**WHAT THE TASK ASKS**
In your copy, repeat each record exactly and include no pictures.

····················

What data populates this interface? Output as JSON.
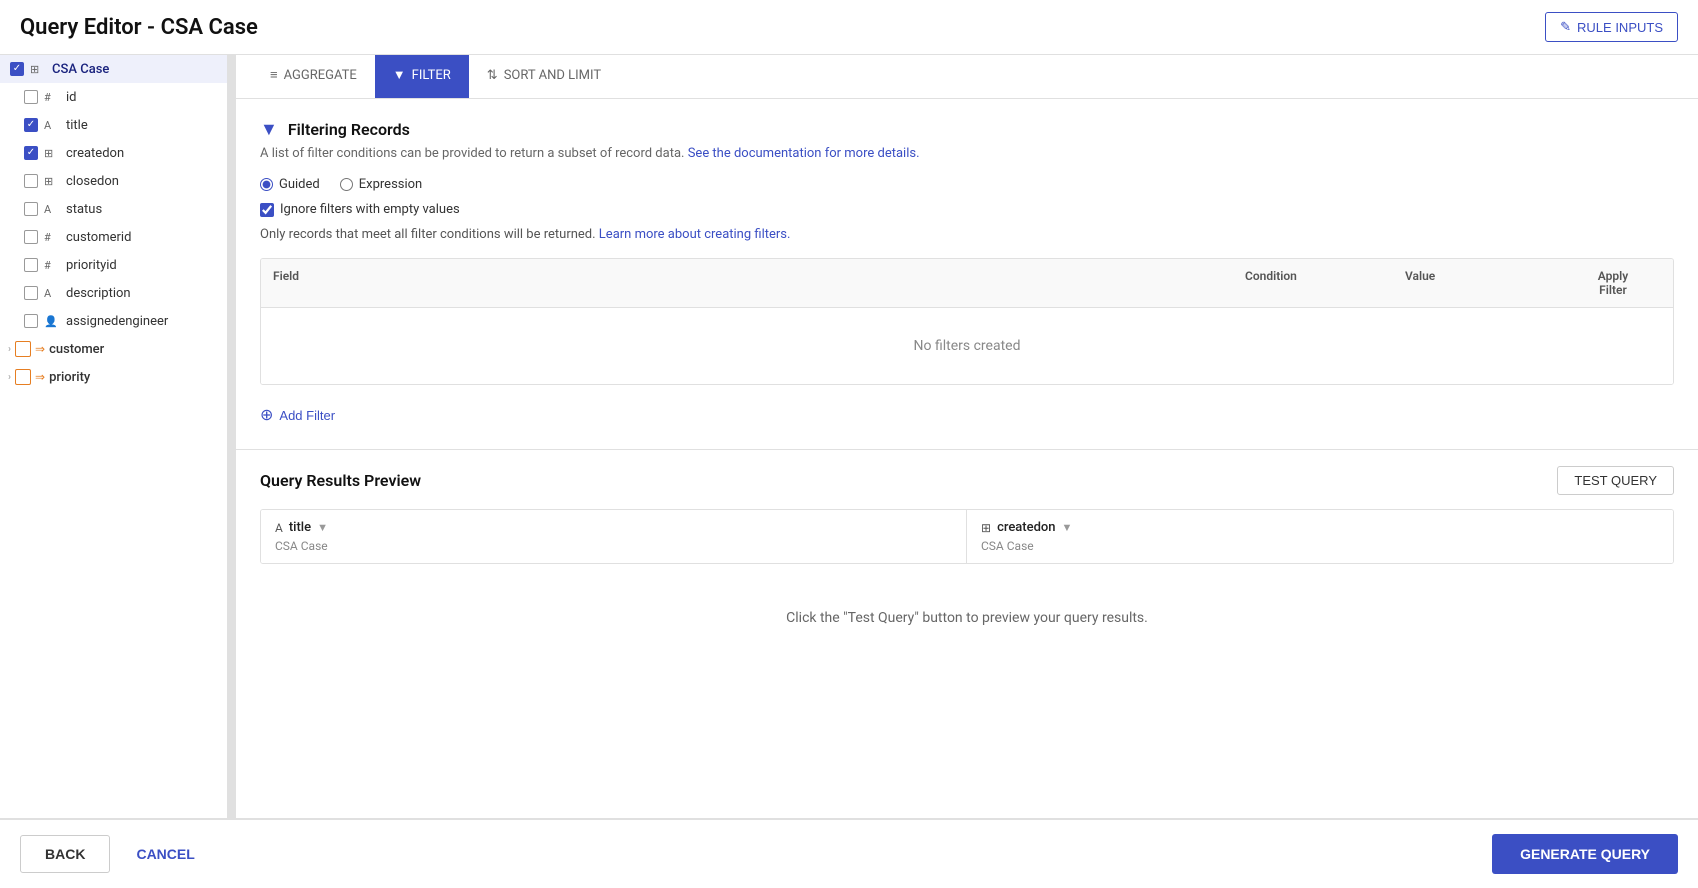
{
  "header": {
    "title": "Query Editor - CSA Case",
    "rule_inputs_label": "RULE INPUTS",
    "pencil_icon": "✎"
  },
  "sidebar": {
    "root_item": {
      "label": "CSA Case",
      "checked": true,
      "icon": "⊞"
    },
    "fields": [
      {
        "id": "id",
        "label": "id",
        "checked": false,
        "type": "#",
        "typeLabel": "#"
      },
      {
        "id": "title",
        "label": "title",
        "checked": true,
        "type": "A",
        "typeLabel": "A"
      },
      {
        "id": "createdon",
        "label": "createdon",
        "checked": true,
        "type": "⊞",
        "typeLabel": "⊞"
      },
      {
        "id": "closedon",
        "label": "closedon",
        "checked": false,
        "type": "⊞",
        "typeLabel": "⊞"
      },
      {
        "id": "status",
        "label": "status",
        "checked": false,
        "type": "A",
        "typeLabel": "A"
      },
      {
        "id": "customerid",
        "label": "customerid",
        "checked": false,
        "type": "#",
        "typeLabel": "#"
      },
      {
        "id": "priorityid",
        "label": "priorityid",
        "checked": false,
        "type": "#",
        "typeLabel": "#"
      },
      {
        "id": "description",
        "label": "description",
        "checked": false,
        "type": "A",
        "typeLabel": "A"
      },
      {
        "id": "assignedengineer",
        "label": "assignedengineer",
        "checked": false,
        "type": "👤",
        "typeLabel": "👤"
      }
    ],
    "groups": [
      {
        "id": "customer",
        "label": "customer"
      },
      {
        "id": "priority",
        "label": "priority"
      }
    ]
  },
  "tabs": [
    {
      "id": "aggregate",
      "label": "AGGREGATE",
      "icon": "≡",
      "active": false
    },
    {
      "id": "filter",
      "label": "FILTER",
      "icon": "▼",
      "active": true
    },
    {
      "id": "sort",
      "label": "SORT AND LIMIT",
      "icon": "⇅",
      "active": false
    }
  ],
  "filter_section": {
    "icon": "▼",
    "title": "Filtering Records",
    "description": "A list of filter conditions can be provided to return a subset of record data.",
    "doc_link": "See the documentation for more details.",
    "guided_label": "Guided",
    "expression_label": "Expression",
    "ignore_empty_label": "Ignore filters with empty values",
    "note_text": "Only records that meet all filter conditions will be returned.",
    "note_link": "Learn more about creating filters.",
    "table_headers": {
      "field": "Field",
      "condition": "Condition",
      "value": "Value",
      "apply": "Apply\nFilter"
    },
    "no_filters_msg": "No filters created",
    "add_filter_label": "+ Add Filter"
  },
  "results_section": {
    "title": "Query Results Preview",
    "test_query_label": "TEST QUERY",
    "columns": [
      {
        "type": "A",
        "name": "title",
        "sub": "CSA Case"
      },
      {
        "type": "⊞",
        "name": "createdon",
        "sub": "CSA Case"
      }
    ],
    "preview_msg": "Click the \"Test Query\" button to preview your query results."
  },
  "footer": {
    "back_label": "BACK",
    "cancel_label": "CANCEL",
    "generate_label": "GENERATE QUERY"
  }
}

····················

**EXERCISE RESULT**
What data populates this interface? Output as JSON.
{
  "header": {
    "title": "Query Editor - CSA Case",
    "rule_inputs_label": "RULE INPUTS",
    "pencil_icon": "✎"
  },
  "sidebar": {
    "root_item": {
      "label": "CSA Case",
      "checked": true,
      "icon": "⊞"
    },
    "fields": [
      {
        "id": "id",
        "label": "id",
        "checked": false,
        "type": "#",
        "typeLabel": "#"
      },
      {
        "id": "title",
        "label": "title",
        "checked": true,
        "type": "A",
        "typeLabel": "A"
      },
      {
        "id": "createdon",
        "label": "createdon",
        "checked": true,
        "type": "⊞",
        "typeLabel": "⊞"
      },
      {
        "id": "closedon",
        "label": "closedon",
        "checked": false,
        "type": "⊞",
        "typeLabel": "⊞"
      },
      {
        "id": "status",
        "label": "status",
        "checked": false,
        "type": "A",
        "typeLabel": "A"
      },
      {
        "id": "customerid",
        "label": "customerid",
        "checked": false,
        "type": "#",
        "typeLabel": "#"
      },
      {
        "id": "priorityid",
        "label": "priorityid",
        "checked": false,
        "type": "#",
        "typeLabel": "#"
      },
      {
        "id": "description",
        "label": "description",
        "checked": false,
        "type": "A",
        "typeLabel": "A"
      },
      {
        "id": "assignedengineer",
        "label": "assignedengineer",
        "checked": false,
        "type": "👤",
        "typeLabel": "👤"
      }
    ],
    "groups": [
      {
        "id": "customer",
        "label": "customer"
      },
      {
        "id": "priority",
        "label": "priority"
      }
    ]
  },
  "tabs": [
    {
      "id": "aggregate",
      "label": "AGGREGATE",
      "icon": "≡",
      "active": false
    },
    {
      "id": "filter",
      "label": "FILTER",
      "icon": "▼",
      "active": true
    },
    {
      "id": "sort",
      "label": "SORT AND LIMIT",
      "icon": "⇅",
      "active": false
    }
  ],
  "filter_section": {
    "icon": "▼",
    "title": "Filtering Records",
    "description": "A list of filter conditions can be provided to return a subset of record data.",
    "doc_link": "See the documentation for more details.",
    "guided_label": "Guided",
    "expression_label": "Expression",
    "ignore_empty_label": "Ignore filters with empty values",
    "note_text": "Only records that meet all filter conditions will be returned.",
    "note_link": "Learn more about creating filters.",
    "table_headers": {
      "field": "Field",
      "condition": "Condition",
      "value": "Value",
      "apply": "Apply\nFilter"
    },
    "no_filters_msg": "No filters created",
    "add_filter_label": "+ Add Filter"
  },
  "results_section": {
    "title": "Query Results Preview",
    "test_query_label": "TEST QUERY",
    "columns": [
      {
        "type": "A",
        "name": "title",
        "sub": "CSA Case"
      },
      {
        "type": "⊞",
        "name": "createdon",
        "sub": "CSA Case"
      }
    ],
    "preview_msg": "Click the \"Test Query\" button to preview your query results."
  },
  "footer": {
    "back_label": "BACK",
    "cancel_label": "CANCEL",
    "generate_label": "GENERATE QUERY"
  }
}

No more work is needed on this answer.